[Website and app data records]
┄┄┄┄┄┄┄┄┄┄
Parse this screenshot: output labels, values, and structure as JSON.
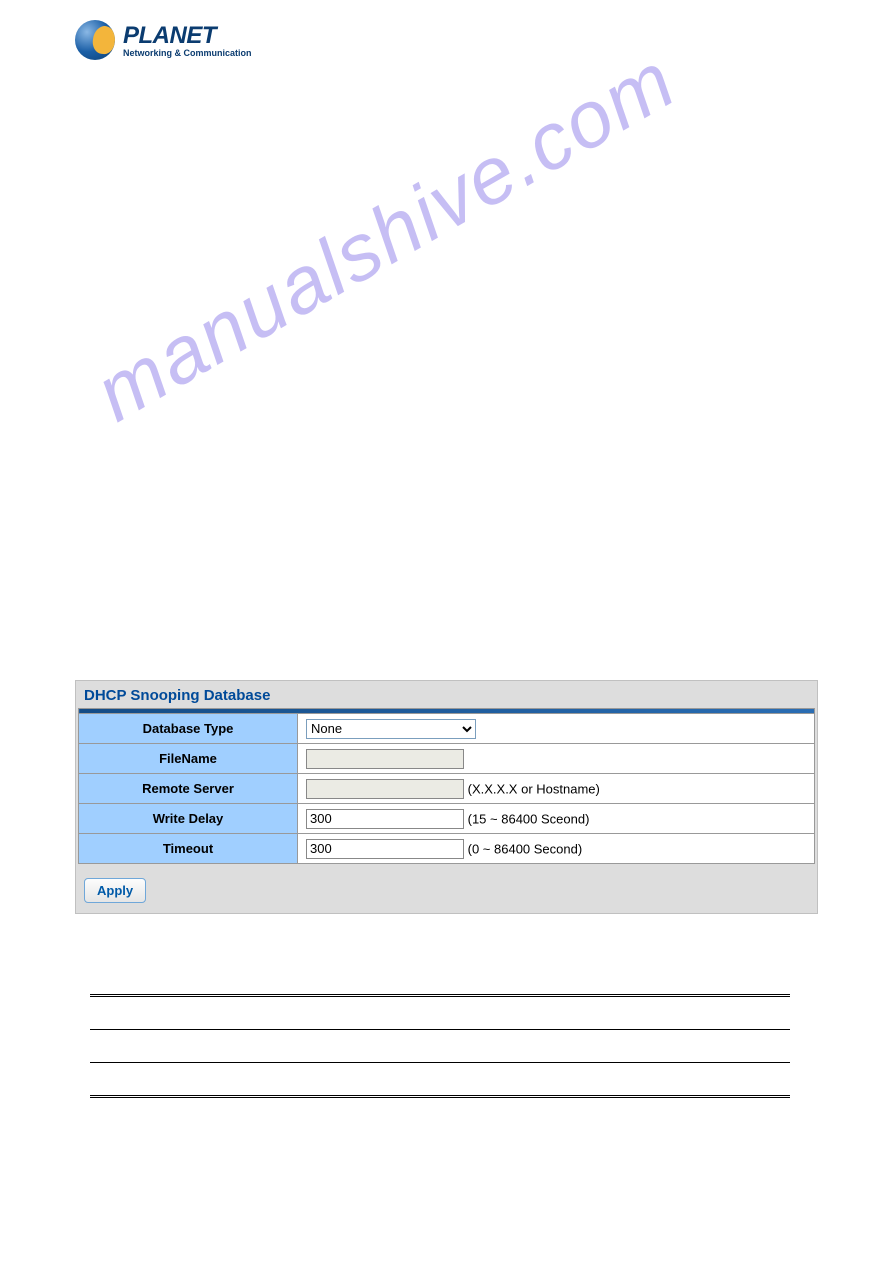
{
  "logo": {
    "brand": "PLANET",
    "tagline": "Networking & Communication"
  },
  "watermark": "manualshive.com",
  "panel": {
    "title": "DHCP Snooping Database",
    "rows": {
      "database_type": {
        "label": "Database Type",
        "selected": "None"
      },
      "filename": {
        "label": "FileName",
        "value": ""
      },
      "remote_server": {
        "label": "Remote Server",
        "value": "",
        "hint": "(X.X.X.X or Hostname)"
      },
      "write_delay": {
        "label": "Write Delay",
        "value": "300",
        "hint": "(15 ~ 86400 Sceond)"
      },
      "timeout": {
        "label": "Timeout",
        "value": "300",
        "hint": "(0 ~ 86400 Second)"
      }
    },
    "apply_label": "Apply"
  }
}
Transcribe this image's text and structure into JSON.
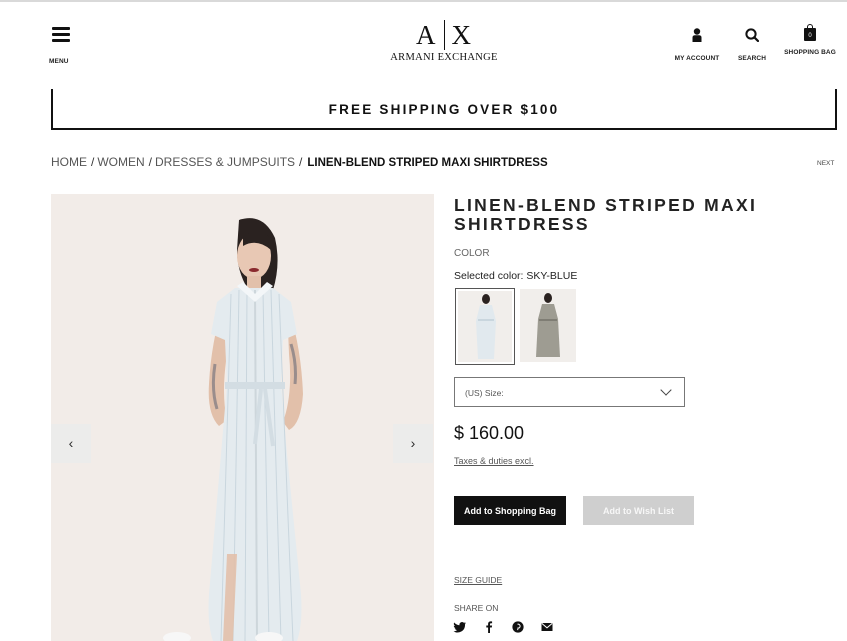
{
  "header": {
    "menu_label": "MENU",
    "logo_mark_left": "A",
    "logo_mark_right": "X",
    "logo_text": "ARMANI EXCHANGE",
    "account_label": "MY ACCOUNT",
    "search_label": "SEARCH",
    "bag_label": "SHOPPING BAG",
    "bag_count": "0"
  },
  "banner": {
    "text": "FREE SHIPPING OVER $100"
  },
  "breadcrumb": {
    "items": [
      "HOME",
      "WOMEN",
      "DRESSES & JUMPSUITS"
    ],
    "current": "LINEN-BLEND STRIPED MAXI SHIRTDRESS",
    "separator": "/",
    "next_label": "NEXT"
  },
  "gallery": {
    "prev_icon": "chevron-left-icon",
    "next_icon": "chevron-right-icon"
  },
  "product": {
    "title": "LINEN-BLEND STRIPED MAXI SHIRTDRESS",
    "color_label": "COLOR",
    "selected_color": "Selected color: SKY-BLUE",
    "swatches": [
      "sky-blue",
      "grey"
    ],
    "size_placeholder": "(US) Size:",
    "price": "$ 160.00",
    "taxes_note": "Taxes & duties excl.",
    "add_to_bag": "Add to Shopping Bag",
    "add_to_wishlist": "Add to Wish List",
    "size_guide": "SIZE GUIDE",
    "share_label": "SHARE ON",
    "share_icons": [
      "twitter-icon",
      "facebook-icon",
      "pinterest-icon",
      "mail-icon"
    ]
  },
  "colors": {
    "accent": "#111111",
    "image_bg": "#f2ece8",
    "wishlist_bg": "#cfcfcf",
    "dress_blue": "#dfe7ec"
  }
}
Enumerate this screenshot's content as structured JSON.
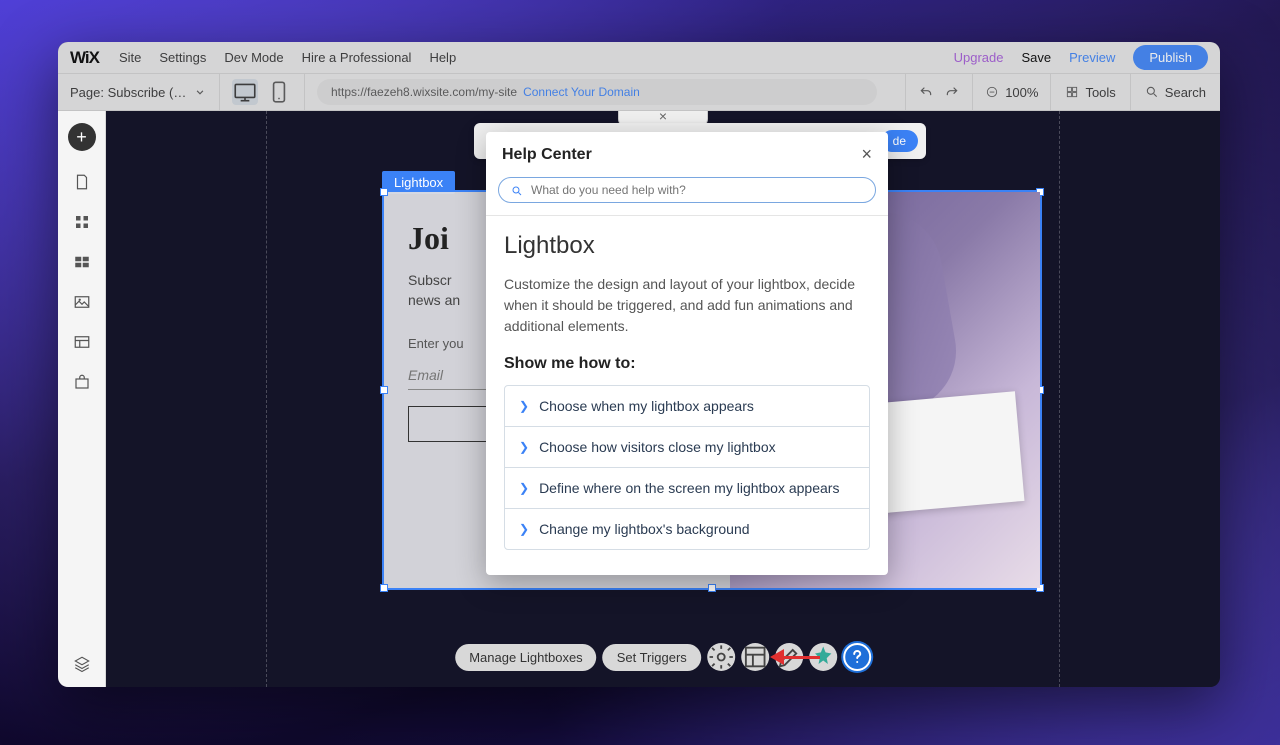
{
  "topbar": {
    "logo": "WiX",
    "menu": [
      "Site",
      "Settings",
      "Dev Mode",
      "Hire a Professional",
      "Help"
    ],
    "upgrade": "Upgrade",
    "save": "Save",
    "preview": "Preview",
    "publish": "Publish"
  },
  "toolbar": {
    "page_label": "Page: Subscribe (…",
    "url": "https://faezeh8.wixsite.com/my-site",
    "connect": "Connect Your Domain",
    "zoom": "100%",
    "tools": "Tools",
    "search": "Search"
  },
  "stage": {
    "tab_close": "×",
    "float_pill": "de"
  },
  "lightbox": {
    "tag": "Lightbox",
    "title": "Joi",
    "subtitle_line1": "Subscr",
    "subtitle_line2": "news an",
    "email_label": "Enter you",
    "email_placeholder": "Email"
  },
  "actionbar": {
    "manage": "Manage Lightboxes",
    "triggers": "Set Triggers"
  },
  "help": {
    "title": "Help Center",
    "search_placeholder": "What do you need help with?",
    "topic": "Lightbox",
    "description": "Customize the design and layout of your lightbox, decide when it should be triggered, and add fun animations and additional elements.",
    "showme": "Show me how to:",
    "items": [
      "Choose when my lightbox appears",
      "Choose how visitors close my lightbox",
      "Define where on the screen my lightbox appears",
      "Change my lightbox's background"
    ]
  }
}
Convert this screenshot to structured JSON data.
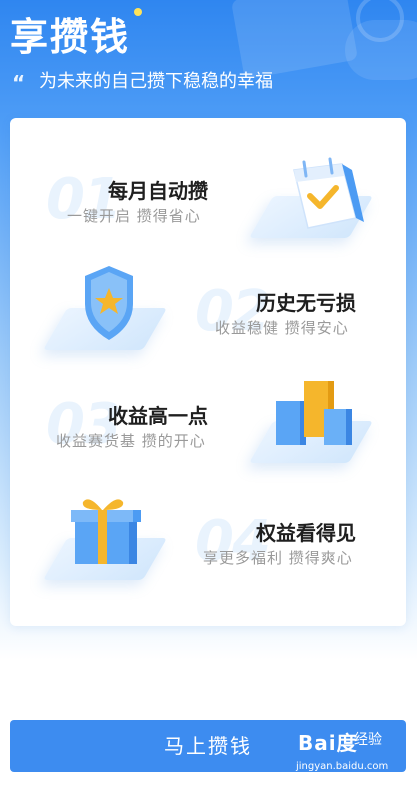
{
  "header": {
    "title": "享攒钱",
    "subtitle": "为未来的自己攒下稳稳的幸福",
    "quote_mark": "“"
  },
  "features": [
    {
      "number": "01",
      "title": "每月自动攒",
      "subtitle": "一键开启  攒得省心",
      "icon": "calendar-check-icon"
    },
    {
      "number": "02",
      "title": "历史无亏损",
      "subtitle": "收益稳健  攒得安心",
      "icon": "shield-star-icon"
    },
    {
      "number": "03",
      "title": "收益高一点",
      "subtitle": "收益赛货基 攒的开心",
      "icon": "bar-chart-icon"
    },
    {
      "number": "04",
      "title": "权益看得见",
      "subtitle": "享更多福利 攒得爽心",
      "icon": "gift-box-icon"
    }
  ],
  "cta": {
    "label": "马上攒钱"
  },
  "watermark": {
    "brand": "Bai度",
    "product": "经验",
    "url": "jingyan.baidu.com"
  },
  "colors": {
    "accent": "#3d8cf0",
    "header_blue": "#2f86f0",
    "gold": "#f5b62c",
    "title_text": "#1f1f1f",
    "sub_text": "#9a9a9a"
  }
}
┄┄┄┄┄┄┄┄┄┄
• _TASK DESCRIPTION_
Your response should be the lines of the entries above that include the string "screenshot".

• _EXPECTED OUTPUT_
Parse this screenshot: output labels, values, and structure as JSON.
Enumerate this screenshot's content as structured JSON.
Convert this screenshot to structured JSON data.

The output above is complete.